Immediately. The order for restitution will be issued immediately upon judgment in favor of the landlord.
Step 7: Possession of Property is Returned
Once tenants are served with the restitution order, they will have three days to move out of the rental unit before law enforcement officials return to forcibly remove the tenant from the property.
For evictions due to illegal activity, the tenant may be removed immediately.
Three days.

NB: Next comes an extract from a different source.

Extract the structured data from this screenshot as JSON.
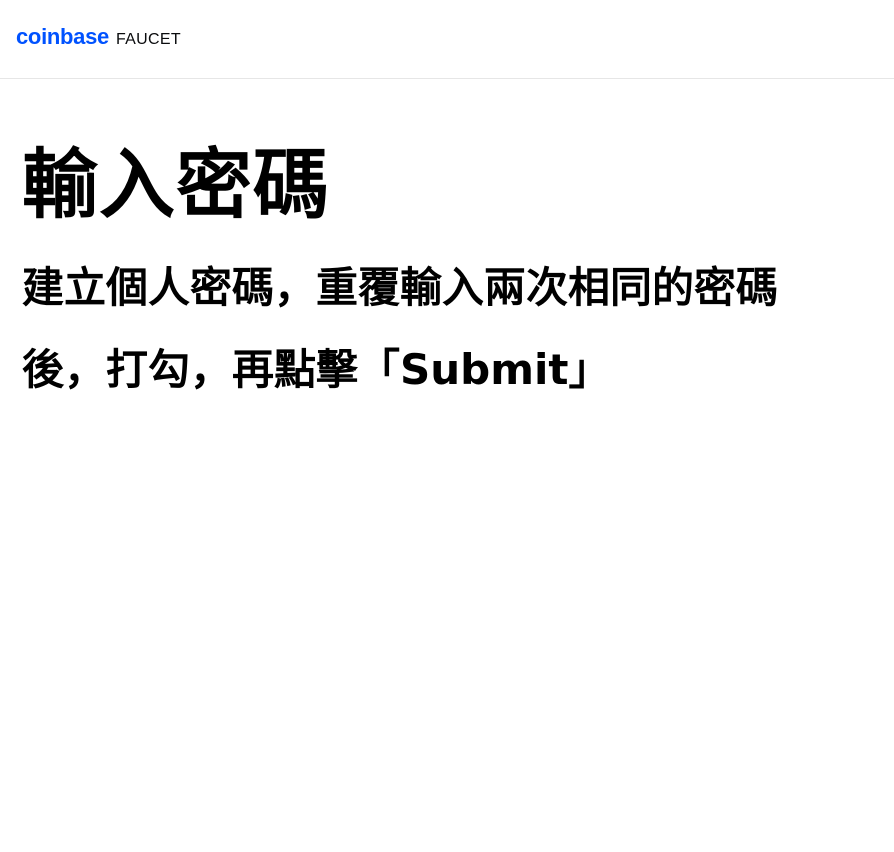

The tenant has three days to move out of the rental unit after receiving the order for restitution for all evictions except those due to illegal activity.
Utah Eviction Process Timeline
In Utah, an eviction can be completed in 1 to 4 months but can take longer depending on the reason for eviction, whether the eviction is contested, which days courts are (or aren’t) in session and other various possible delays.
Below are the parts of the Utah eviction process outside the control of landlords for cases that go uncontested.
|Initial Notice Period||3-15 Calendar Days|
|Court Issuing/Serving Summons||10-20 Business Days|
|Tenant Response Period||3 Business Days|
|Occupancy Hearing is Held||10 Business Days|
|Court Ruling||60 Calendar Days|
|Court Serving Order for Restitution||Immediately|
|Final Notice Period||1-3 Calendar Days|
Flowchart of Utah Eviction Process
For additional questions about the eviction process in Utah, please refer to the official legislation, Utah Code §78B-6-801 to 78B-6-816, and the Utah Rules of Civil Procedure, Rules 3 and 4, for more information.
- 1 UT Code §78B-6-802 (2019)
- 2 UT Code §78B-6-802 (2019)
- 3 UT Code §78B-6-802 (2019)
- 4 UT Code §78B-6-802 (2019)
- 5 UT Code §78B-6-802 (2019)
- 6 UT Code §78B-6-1107 (2019)
- 7 UT Code §78B-6-810 (2019)
- 8 UT Code § 78B-6-811 (2021)
- 9 Utah Code § 57-22-6 (2021)
- 10 UT Code § 78B-6-814 (2021)
- 11 UT Code § 78B-6-801 (2021)
- 12 Bldg. Monitoring Systems, Inc. v. Paxton
- 13 Utah Rules of Civil Procedure, Rule 4 (2018)
- 14 Utah Rules of Civil Procedure, Rule 3 (2018)
- 15 Utah Rules of Civil Procedure, Rule 4 (2018)
- 16 Utah Rules of Civil Procedure, Rule 4 (2018)
- 17 UT Code §78B-6-807 (2019)
- 18 UT Code §78B-6-810 (2019)
- 19 UT Code §78B-6-810 (2019)
- 20 UT Code §78B-6-813 (2019)
- 21 UT Code §78B-6-811 (2019)
- 22 UT Code §78B-6-812 (2019)
- 23 UT Code §78B-6-810 (2019)